**Task**
Each line in the records that mentions the word "table" needs to be listed.

**Information provided**

________________________________________

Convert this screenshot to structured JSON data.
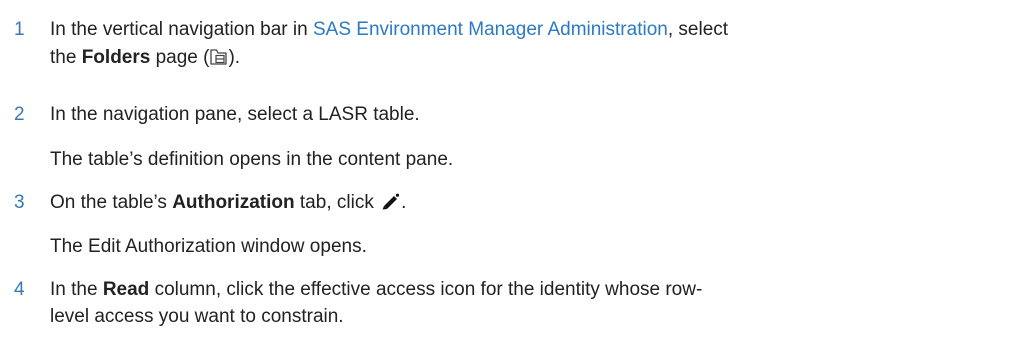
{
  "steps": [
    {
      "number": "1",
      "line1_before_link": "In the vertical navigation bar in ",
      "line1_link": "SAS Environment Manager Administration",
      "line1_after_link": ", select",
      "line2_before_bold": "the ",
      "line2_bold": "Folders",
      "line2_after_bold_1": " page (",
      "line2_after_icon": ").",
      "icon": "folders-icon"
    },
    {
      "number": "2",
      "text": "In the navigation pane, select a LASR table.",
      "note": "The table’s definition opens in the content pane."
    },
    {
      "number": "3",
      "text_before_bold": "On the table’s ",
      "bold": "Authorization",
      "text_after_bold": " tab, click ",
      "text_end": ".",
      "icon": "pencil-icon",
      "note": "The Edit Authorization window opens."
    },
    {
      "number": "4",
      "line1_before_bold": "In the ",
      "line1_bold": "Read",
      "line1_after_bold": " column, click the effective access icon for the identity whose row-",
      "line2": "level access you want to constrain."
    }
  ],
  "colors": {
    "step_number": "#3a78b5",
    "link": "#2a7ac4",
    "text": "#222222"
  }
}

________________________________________

**Response area**
      "text": "In the navigation pane, select a LASR table.",
      "note": "The table’s definition opens in the content pane."
      "text_before_bold": "On the table’s ",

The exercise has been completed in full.